Input data »
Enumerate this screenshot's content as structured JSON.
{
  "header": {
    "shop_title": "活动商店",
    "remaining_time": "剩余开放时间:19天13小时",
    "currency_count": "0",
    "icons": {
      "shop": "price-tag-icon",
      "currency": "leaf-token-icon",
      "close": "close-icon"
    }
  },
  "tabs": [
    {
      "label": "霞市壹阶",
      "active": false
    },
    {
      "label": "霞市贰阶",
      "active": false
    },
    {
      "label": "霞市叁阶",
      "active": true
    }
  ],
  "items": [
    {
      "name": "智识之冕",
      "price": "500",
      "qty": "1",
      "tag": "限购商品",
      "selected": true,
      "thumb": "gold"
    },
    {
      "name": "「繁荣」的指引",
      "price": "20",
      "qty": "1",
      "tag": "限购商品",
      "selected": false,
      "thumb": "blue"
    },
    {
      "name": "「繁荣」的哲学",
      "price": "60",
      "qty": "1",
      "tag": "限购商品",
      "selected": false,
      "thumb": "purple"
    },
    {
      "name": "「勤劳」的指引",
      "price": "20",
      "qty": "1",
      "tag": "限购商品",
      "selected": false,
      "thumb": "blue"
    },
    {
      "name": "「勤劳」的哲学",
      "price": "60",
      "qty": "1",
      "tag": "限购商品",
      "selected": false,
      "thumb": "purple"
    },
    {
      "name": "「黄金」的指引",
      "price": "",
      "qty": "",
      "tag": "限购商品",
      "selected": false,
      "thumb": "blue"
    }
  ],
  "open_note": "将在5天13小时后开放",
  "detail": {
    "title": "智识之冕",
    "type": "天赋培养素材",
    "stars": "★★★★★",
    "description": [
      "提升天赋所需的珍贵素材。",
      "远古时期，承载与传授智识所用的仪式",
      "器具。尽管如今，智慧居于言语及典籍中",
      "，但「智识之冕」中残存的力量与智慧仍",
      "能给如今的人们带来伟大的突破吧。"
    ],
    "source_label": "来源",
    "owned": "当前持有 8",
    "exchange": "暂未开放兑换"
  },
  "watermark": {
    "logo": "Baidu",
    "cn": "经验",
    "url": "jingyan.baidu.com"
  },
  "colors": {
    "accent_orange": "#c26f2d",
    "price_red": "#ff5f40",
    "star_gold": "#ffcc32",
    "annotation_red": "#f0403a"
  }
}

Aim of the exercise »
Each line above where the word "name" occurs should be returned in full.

Result below »
      "name": "智识之冕",
      "name": "「繁荣」的指引",
      "name": "「繁荣」的哲学",
      "name": "「勤劳」的指引",
      "name": "「勤劳」的哲学",
      "name": "「黄金」的指引",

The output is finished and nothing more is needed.